In an interview with Nicholas Natason, Wright recalled that “In those days, it was tough for a black man even to become a file clerk in the government . . . You had to mind your P’s and Q’s, because there were lower-level whites who resented the fact that you were doing photography at all and were waiting for you to stumble.”
But Wright was extremely good at his job; he was efficient, diplomatic and organized. As the New Deal picture units began to consolidate in the Federal Works Agency (FWA) photographic section, he traveled the country taking … [ Read all ]
Posted by Hilary on February 22, 2013, under - Civil Rights, Facial Hair Fridays, Prologue Magazine.
Tags: African Americans, federal government, Fernleigh Graninger, Harold Ickes, mustache, Nicholas Natason, photographers, photography, Randolph MacDougall, State Department, Steve Wright, UN, Whitney Keith
Only 43 men in the history of the United States have held the title of President.
That’s a fairly small group , smaller than your average NFL team. But smaller still is the group of professionals who have held the title as the President’s chief photographer. To date, only nine men have served as the official White House Photographer.
President John F. Kennedy first appointed photographer Cecil Stoughton in 1960 in the role of White House Photographer. In the nearly 50 years following that first appointment, Presidential photographers have served as visual historians of the President’s daily life.
These photographers captured rare glimpses inside the White House and the historic moments of the Presidents they served. In addition to iconic images that enter the public’s memory of the President, private moments are captured as well.
On October 21, 2011, the Truman Library and Museum in Independence, MO, is excited to share the works of these photographers with the exhibition “The President’s Photographer: Fifty Years Inside the Oval Office.”

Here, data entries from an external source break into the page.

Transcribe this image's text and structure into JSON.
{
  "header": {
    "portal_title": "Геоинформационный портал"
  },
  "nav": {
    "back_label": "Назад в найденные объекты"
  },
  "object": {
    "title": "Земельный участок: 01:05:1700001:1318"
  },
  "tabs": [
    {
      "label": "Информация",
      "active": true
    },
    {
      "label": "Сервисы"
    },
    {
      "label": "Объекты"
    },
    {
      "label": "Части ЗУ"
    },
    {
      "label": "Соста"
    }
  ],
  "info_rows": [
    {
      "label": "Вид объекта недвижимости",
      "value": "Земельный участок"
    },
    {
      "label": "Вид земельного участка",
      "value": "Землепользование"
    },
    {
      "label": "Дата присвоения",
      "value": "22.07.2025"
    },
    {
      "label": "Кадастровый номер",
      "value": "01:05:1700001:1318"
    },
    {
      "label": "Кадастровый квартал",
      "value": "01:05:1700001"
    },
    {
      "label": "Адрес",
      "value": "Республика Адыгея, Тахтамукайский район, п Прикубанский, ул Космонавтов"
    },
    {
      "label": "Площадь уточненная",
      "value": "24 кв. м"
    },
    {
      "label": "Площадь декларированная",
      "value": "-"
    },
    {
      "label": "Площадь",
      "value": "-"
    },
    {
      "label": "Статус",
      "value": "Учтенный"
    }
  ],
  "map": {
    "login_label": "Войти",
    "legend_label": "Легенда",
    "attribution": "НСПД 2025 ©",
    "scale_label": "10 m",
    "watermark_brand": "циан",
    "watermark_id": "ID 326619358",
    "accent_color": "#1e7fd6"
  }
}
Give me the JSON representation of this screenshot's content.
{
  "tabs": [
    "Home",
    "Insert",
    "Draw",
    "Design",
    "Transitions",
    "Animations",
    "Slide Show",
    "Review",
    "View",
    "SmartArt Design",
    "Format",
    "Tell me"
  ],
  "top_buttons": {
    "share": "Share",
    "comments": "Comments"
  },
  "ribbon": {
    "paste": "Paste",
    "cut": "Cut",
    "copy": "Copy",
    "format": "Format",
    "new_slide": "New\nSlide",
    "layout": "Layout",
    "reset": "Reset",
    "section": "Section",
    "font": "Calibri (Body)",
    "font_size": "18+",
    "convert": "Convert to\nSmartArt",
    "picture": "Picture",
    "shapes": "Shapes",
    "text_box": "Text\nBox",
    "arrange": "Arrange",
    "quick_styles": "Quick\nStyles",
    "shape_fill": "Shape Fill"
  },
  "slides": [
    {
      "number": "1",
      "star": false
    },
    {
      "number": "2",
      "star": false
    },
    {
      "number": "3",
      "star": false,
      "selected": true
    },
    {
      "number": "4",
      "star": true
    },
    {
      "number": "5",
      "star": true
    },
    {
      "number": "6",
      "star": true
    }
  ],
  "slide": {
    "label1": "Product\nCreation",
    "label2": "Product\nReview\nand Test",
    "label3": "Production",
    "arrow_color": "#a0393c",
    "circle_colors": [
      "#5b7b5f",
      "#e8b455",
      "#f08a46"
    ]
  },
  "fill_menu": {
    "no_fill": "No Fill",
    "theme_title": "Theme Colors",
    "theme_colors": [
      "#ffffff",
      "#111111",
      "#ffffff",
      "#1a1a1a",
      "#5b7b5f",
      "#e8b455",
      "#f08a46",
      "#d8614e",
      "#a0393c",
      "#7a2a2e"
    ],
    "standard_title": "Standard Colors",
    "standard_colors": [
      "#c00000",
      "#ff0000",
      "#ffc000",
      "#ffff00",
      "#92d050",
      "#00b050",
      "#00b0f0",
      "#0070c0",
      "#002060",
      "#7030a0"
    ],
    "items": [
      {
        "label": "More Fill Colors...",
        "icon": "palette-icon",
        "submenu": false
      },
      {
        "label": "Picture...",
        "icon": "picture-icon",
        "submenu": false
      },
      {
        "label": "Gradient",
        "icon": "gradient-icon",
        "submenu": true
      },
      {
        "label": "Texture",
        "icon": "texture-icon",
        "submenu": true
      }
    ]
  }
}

The exhibit displays images from the 1960s, when the first Presidential photographer was hired, to today’s unprecedented coverage of Barack Obama. The National Geographic exhibition features works by veteran presidential photographers including David Hume (who photographed Gerald Ford), David Valdez (George H.W. Bush), Bob McNeely (Bill Clinton), and Eric Draper (George W. Bush).
This tradition continues today as the 44th President’s chief … [ Read all ]
Posted by Victoria on October 25, 2011, under - Presidents, - The 1960s, News and Events.
Tags: Bob McNeely, David Hume, David Valdez, Eric Draper, exhibits, John F. Kennedy, Lyndon Johnson, missouri, Oval Office, Pete Souza, photograkers, photography, presidential libraries, presidential photographer, Truman Library, Truman Library and Museum, White House, White House Photographer